▶ **Assigned task**: Write out the entries exactly. None of the pictures should appear in the copy.

▶ **Extracted records**:
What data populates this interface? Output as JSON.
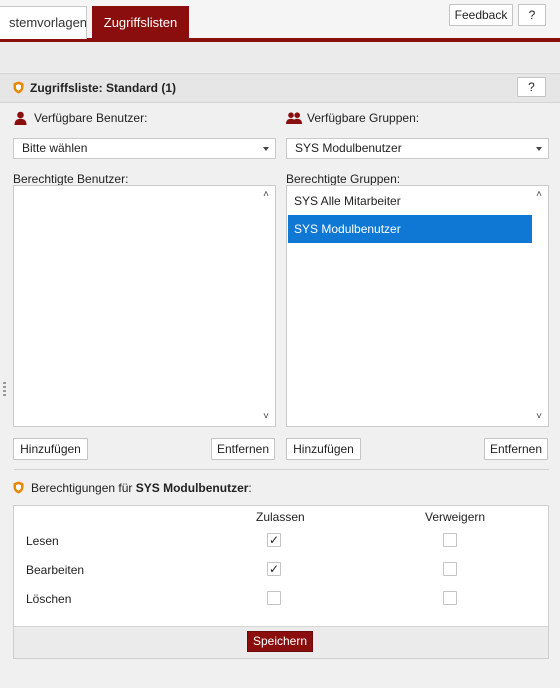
{
  "tabs": [
    {
      "label": "stemvorlagen",
      "active": false
    },
    {
      "label": "Zugriffslisten",
      "active": true
    }
  ],
  "header_buttons": {
    "feedback": "Feedback",
    "help": "?"
  },
  "section": {
    "title": "Zugriffsliste: Standard (1)",
    "help": "?"
  },
  "users": {
    "available_label": "Verfügbare Benutzer:",
    "select_value": "Bitte wählen",
    "authorized_label": "Berechtigte Benutzer:",
    "items": [],
    "add_button": "Hinzufügen",
    "remove_button": "Entfernen"
  },
  "groups": {
    "available_label": "Verfügbare Gruppen:",
    "select_value": "SYS Modulbenutzer",
    "authorized_label": "Berechtigte Gruppen:",
    "items": [
      {
        "label": "SYS Alle Mitarbeiter",
        "selected": false
      },
      {
        "label": "SYS Modulbenutzer",
        "selected": true
      }
    ],
    "add_button": "Hinzufügen",
    "remove_button": "Entfernen"
  },
  "permissions": {
    "title_prefix": "Berechtigungen für",
    "title_subject": "SYS Modulbenutzer",
    "title_suffix": ":",
    "col_allow": "Zulassen",
    "col_deny": "Verweigern",
    "rows": [
      {
        "label": "Lesen",
        "allow": true,
        "deny": false
      },
      {
        "label": "Bearbeiten",
        "allow": true,
        "deny": false
      },
      {
        "label": "Löschen",
        "allow": false,
        "deny": false
      }
    ],
    "save_button": "Speichern"
  },
  "icons": {
    "shield": "shield-icon",
    "user": "user-icon",
    "group": "group-icon",
    "dropdown": "chevron-down-icon"
  },
  "colors": {
    "brand": "#8b0e0e",
    "selection": "#0f78d4",
    "shield": "#e68a00"
  }
}
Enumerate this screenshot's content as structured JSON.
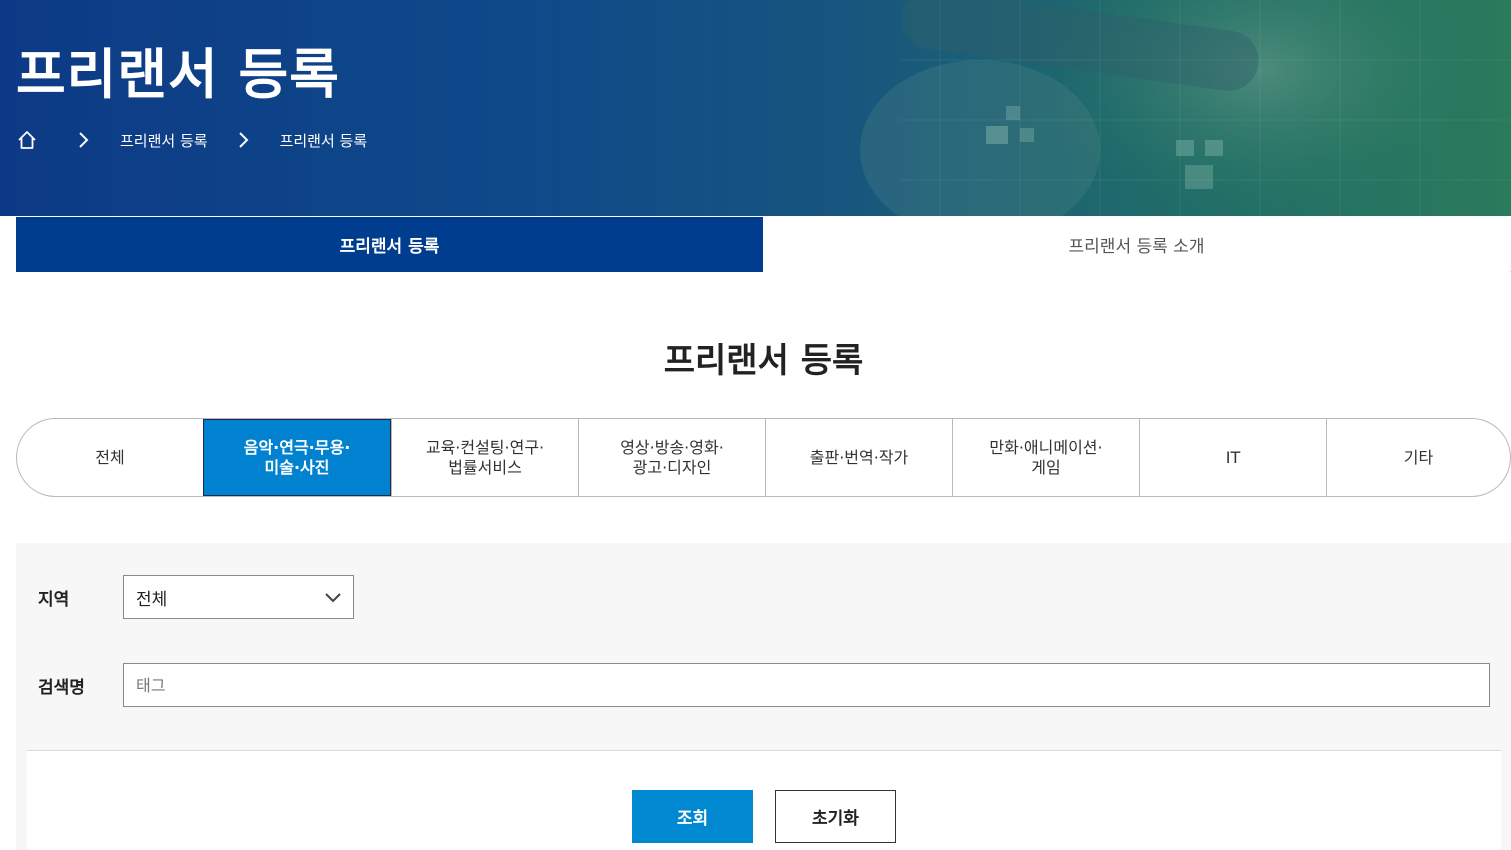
{
  "hero": {
    "title": "프리랜서 등록",
    "breadcrumb": [
      "프리랜서 등록",
      "프리랜서 등록"
    ],
    "home_icon": "home-icon",
    "separator_icon": "chevron-right-icon"
  },
  "tabs": [
    {
      "label": "프리랜서 등록",
      "active": true
    },
    {
      "label": "프리랜서 등록 소개",
      "active": false
    }
  ],
  "section_title": "프리랜서 등록",
  "categories": [
    {
      "label": "전체"
    },
    {
      "label": "음악·연극·무용·\n미술·사진",
      "active": true
    },
    {
      "label": "교육·컨설팅·연구·\n법률서비스"
    },
    {
      "label": "영상·방송·영화·\n광고·디자인"
    },
    {
      "label": "출판·번역·작가"
    },
    {
      "label": "만화·애니메이션·\n게임"
    },
    {
      "label": "IT"
    },
    {
      "label": "기타"
    }
  ],
  "search": {
    "region_label": "지역",
    "region_value": "전체",
    "keyword_label": "검색명",
    "keyword_placeholder": "태그",
    "submit_label": "조회",
    "reset_label": "초기화"
  },
  "colors": {
    "primary_navy": "#003d8f",
    "active_blue": "#0082d0",
    "button_blue": "#0088d1"
  }
}
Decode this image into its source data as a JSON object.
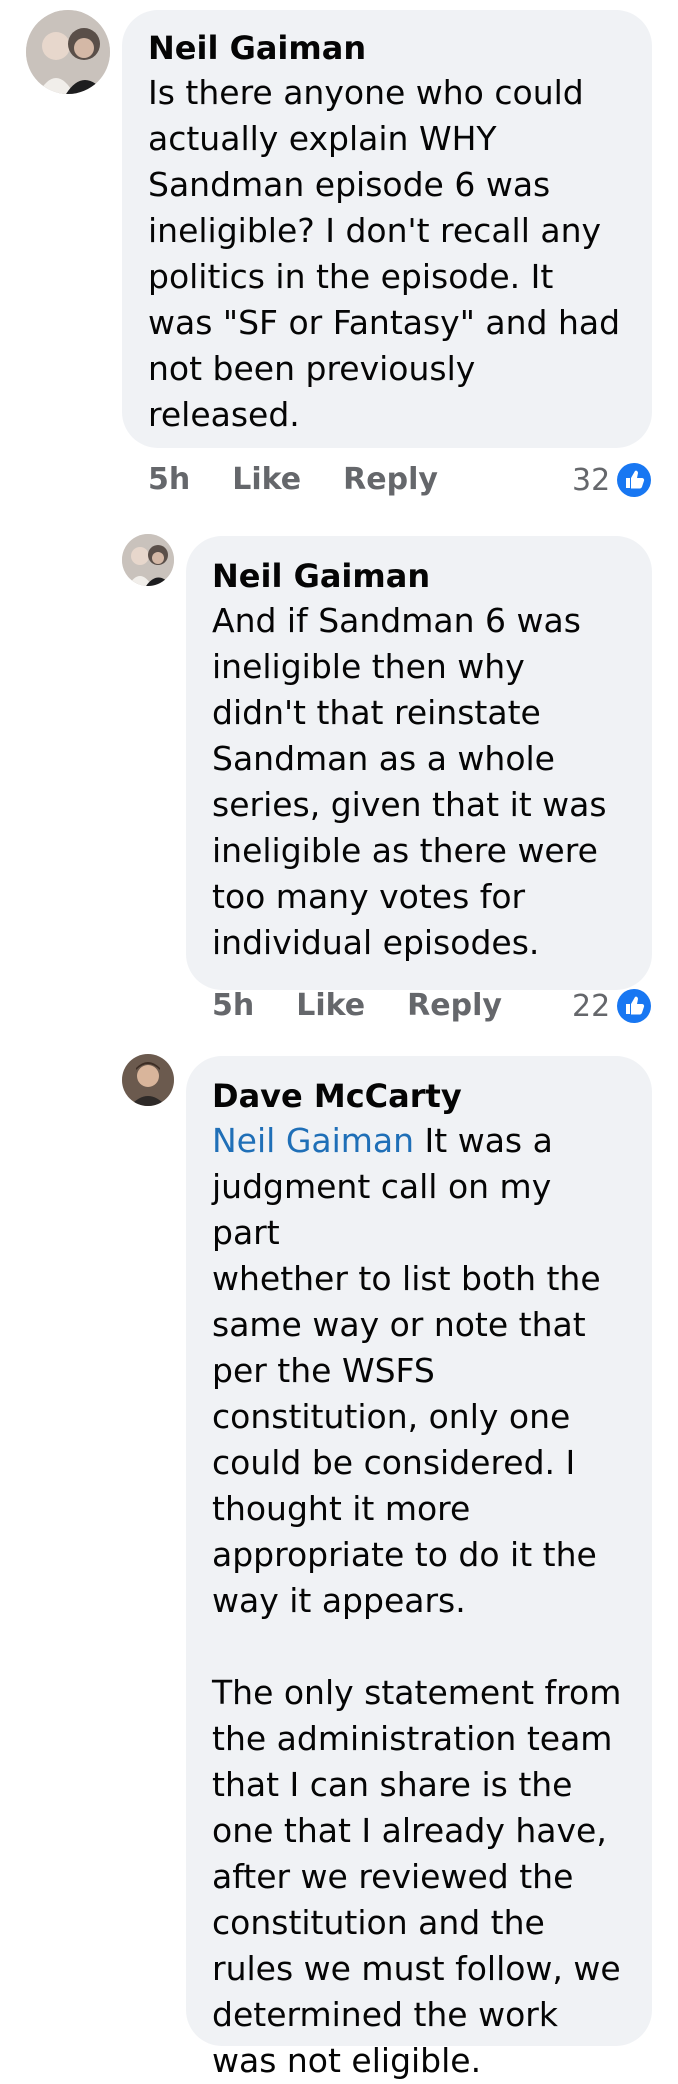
{
  "comments": [
    {
      "author": "Neil Gaiman",
      "text": "Is there anyone who could\nactually explain WHY\nSandman episode 6 was\nineligible?  I don't recall any\npolitics in the episode. It\nwas \"SF or Fantasy\" and had\nnot been previously\nreleased.",
      "time": "5h",
      "like_label": "Like",
      "reply_label": "Reply",
      "reaction_count": "32",
      "reaction_icon": "like-icon",
      "accent": "#1877f2"
    },
    {
      "author": "Neil Gaiman",
      "text": "And if Sandman 6 was\nineligible then why\ndidn't that reinstate\nSandman as a whole\nseries, given that it was\nineligible as there were\ntoo many votes for\nindividual episodes.",
      "time": "5h",
      "like_label": "Like",
      "reply_label": "Reply",
      "reaction_count": "22",
      "reaction_icon": "like-icon"
    },
    {
      "author": "Dave McCarty",
      "mention": "Neil Gaiman",
      "text": " It was a\njudgment call on my part\nwhether to list both the\nsame way or note that\nper the WSFS\nconstitution, only one\ncould be considered.  I\nthought it more\nappropriate to do it the\nway it appears.\n\nThe only statement from\nthe administration team\nthat I can share is the\none that I already have,\nafter we reviewed the\nconstitution and the\nrules we must follow, we\ndetermined the work\nwas not eligible.",
      "mention_color": "#1f6fb7"
    }
  ]
}
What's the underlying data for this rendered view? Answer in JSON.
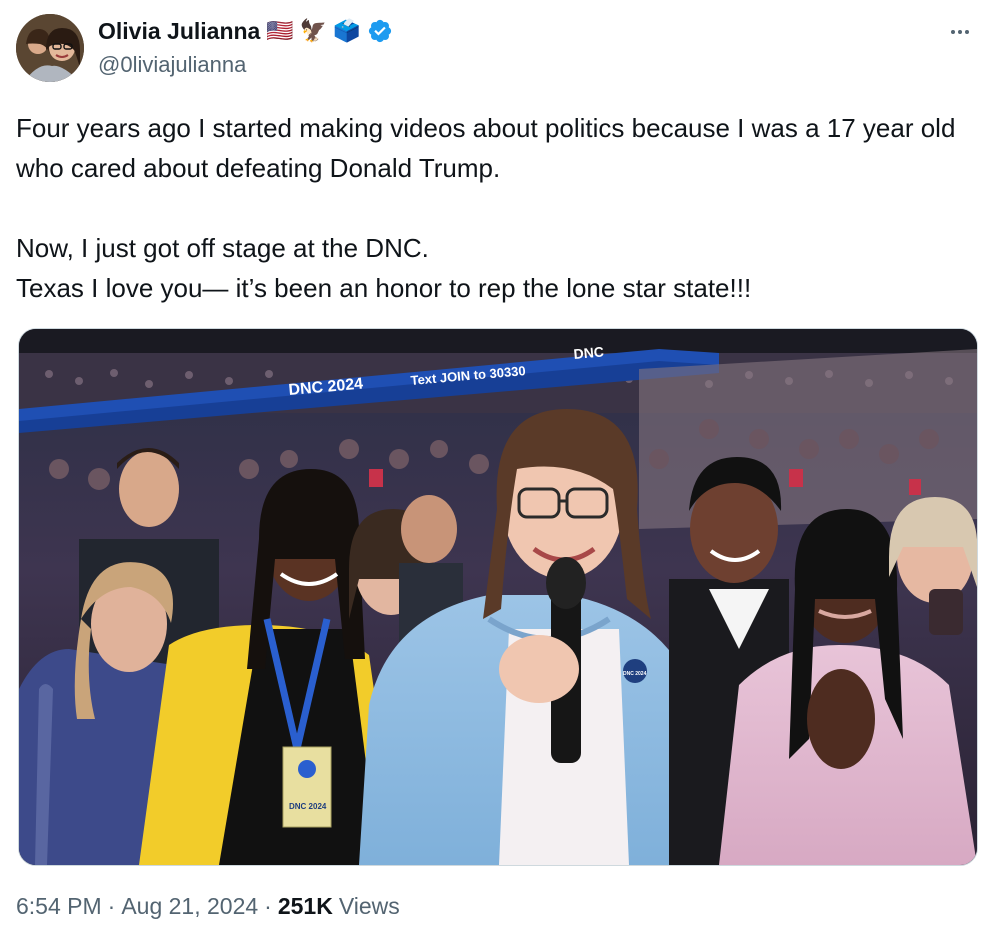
{
  "author": {
    "display_name": "Olivia Julianna",
    "handle": "@0liviajulianna",
    "name_emojis": [
      "🇺🇸",
      "🦅",
      "🗳️"
    ],
    "verified": true,
    "verified_color": "#1d9bf0",
    "avatar_icon": "profile-avatar"
  },
  "tweet": {
    "line1": "Four years ago I started making videos about politics because I was a 17 year old who cared about defeating Donald Trump.",
    "line2": "Now, I just got off stage at the DNC.",
    "line3": "Texas I love you— it’s been an honor to rep the lone star state!!!"
  },
  "media": {
    "banner_text_1": "DNC 2024",
    "banner_text_2": "Text JOIN to 30330",
    "banner_text_3": "DNC",
    "pin_text": "DNC 2024",
    "lanyard_text": "DNC 2024"
  },
  "meta": {
    "time": "6:54 PM",
    "date": "Aug 21, 2024",
    "views_count": "251K",
    "views_label": "Views",
    "separator": "·"
  },
  "icons": {
    "more": "more-options-icon",
    "verified": "verified-badge-icon"
  }
}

▶ **Answer for this exercise**:
What data populates this interface? Output as JSON.
{
  "tabs": [
    {
      "label": "stemvorlagen",
      "active": false
    },
    {
      "label": "Zugriffslisten",
      "active": true
    }
  ],
  "header_buttons": {
    "feedback": "Feedback",
    "help": "?"
  },
  "section": {
    "title": "Zugriffsliste: Standard (1)",
    "help": "?"
  },
  "users": {
    "available_label": "Verfügbare Benutzer:",
    "select_value": "Bitte wählen",
    "authorized_label": "Berechtigte Benutzer:",
    "items": [],
    "add_button": "Hinzufügen",
    "remove_button": "Entfernen"
  },
  "groups": {
    "available_label": "Verfügbare Gruppen:",
    "select_value": "SYS Modulbenutzer",
    "authorized_label": "Berechtigte Gruppen:",
    "items": [
      {
        "label": "SYS Alle Mitarbeiter",
        "selected": false
      },
      {
        "label": "SYS Modulbenutzer",
        "selected": true
      }
    ],
    "add_button": "Hinzufügen",
    "remove_button": "Entfernen"
  },
  "permissions": {
    "title_prefix": "Berechtigungen für",
    "title_subject": "SYS Modulbenutzer",
    "title_suffix": ":",
    "col_allow": "Zulassen",
    "col_deny": "Verweigern",
    "rows": [
      {
        "label": "Lesen",
        "allow": true,
        "deny": false
      },
      {
        "label": "Bearbeiten",
        "allow": true,
        "deny": false
      },
      {
        "label": "Löschen",
        "allow": false,
        "deny": false
      }
    ],
    "save_button": "Speichern"
  },
  "icons": {
    "shield": "shield-icon",
    "user": "user-icon",
    "group": "group-icon",
    "dropdown": "chevron-down-icon"
  },
  "colors": {
    "brand": "#8b0e0e",
    "selection": "#0f78d4",
    "shield": "#e68a00"
  }
}
Enumerate this screenshot's content as structured JSON.
{
  "hero": {
    "title": "프리랜서 등록",
    "breadcrumb": [
      "프리랜서 등록",
      "프리랜서 등록"
    ],
    "home_icon": "home-icon",
    "separator_icon": "chevron-right-icon"
  },
  "tabs": [
    {
      "label": "프리랜서 등록",
      "active": true
    },
    {
      "label": "프리랜서 등록 소개",
      "active": false
    }
  ],
  "section_title": "프리랜서 등록",
  "categories": [
    {
      "label": "전체"
    },
    {
      "label": "음악·연극·무용·\n미술·사진",
      "active": true
    },
    {
      "label": "교육·컨설팅·연구·\n법률서비스"
    },
    {
      "label": "영상·방송·영화·\n광고·디자인"
    },
    {
      "label": "출판·번역·작가"
    },
    {
      "label": "만화·애니메이션·\n게임"
    },
    {
      "label": "IT"
    },
    {
      "label": "기타"
    }
  ],
  "search": {
    "region_label": "지역",
    "region_value": "전체",
    "keyword_label": "검색명",
    "keyword_placeholder": "태그",
    "submit_label": "조회",
    "reset_label": "초기화"
  },
  "colors": {
    "primary_navy": "#003d8f",
    "active_blue": "#0082d0",
    "button_blue": "#0088d1"
  }
}
Decode this image into its source data as a JSON object.
{
  "comments": [
    {
      "author": "Neil Gaiman",
      "text": "Is there anyone who could\nactually explain WHY\nSandman episode 6 was\nineligible?  I don't recall any\npolitics in the episode. It\nwas \"SF or Fantasy\" and had\nnot been previously\nreleased.",
      "time": "5h",
      "like_label": "Like",
      "reply_label": "Reply",
      "reaction_count": "32",
      "reaction_icon": "like-icon",
      "accent": "#1877f2"
    },
    {
      "author": "Neil Gaiman",
      "text": "And if Sandman 6 was\nineligible then why\ndidn't that reinstate\nSandman as a whole\nseries, given that it was\nineligible as there were\ntoo many votes for\nindividual episodes.",
      "time": "5h",
      "like_label": "Like",
      "reply_label": "Reply",
      "reaction_count": "22",
      "reaction_icon": "like-icon"
    },
    {
      "author": "Dave McCarty",
      "mention": "Neil Gaiman",
      "text": " It was a\njudgment call on my part\nwhether to list both the\nsame way or note that\nper the WSFS\nconstitution, only one\ncould be considered.  I\nthought it more\nappropriate to do it the\nway it appears.\n\nThe only statement from\nthe administration team\nthat I can share is the\none that I already have,\nafter we reviewed the\nconstitution and the\nrules we must follow, we\ndetermined the work\nwas not eligible.",
      "mention_color": "#1f6fb7"
    }
  ]
}
What's the underlying data for this rendered view? Answer in JSON.
{
  "author": {
    "display_name": "Olivia Julianna",
    "handle": "@0liviajulianna",
    "name_emojis": [
      "🇺🇸",
      "🦅",
      "🗳️"
    ],
    "verified": true,
    "verified_color": "#1d9bf0",
    "avatar_icon": "profile-avatar"
  },
  "tweet": {
    "line1": "Four years ago I started making videos about politics because I was a 17 year old who cared about defeating Donald Trump.",
    "line2": "Now, I just got off stage at the DNC.",
    "line3": "Texas I love you— it’s been an honor to rep the lone star state!!!"
  },
  "media": {
    "banner_text_1": "DNC 2024",
    "banner_text_2": "Text JOIN to 30330",
    "banner_text_3": "DNC",
    "pin_text": "DNC 2024",
    "lanyard_text": "DNC 2024"
  },
  "meta": {
    "time": "6:54 PM",
    "date": "Aug 21, 2024",
    "views_count": "251K",
    "views_label": "Views",
    "separator": "·"
  },
  "icons": {
    "more": "more-options-icon",
    "verified": "verified-badge-icon"
  }
}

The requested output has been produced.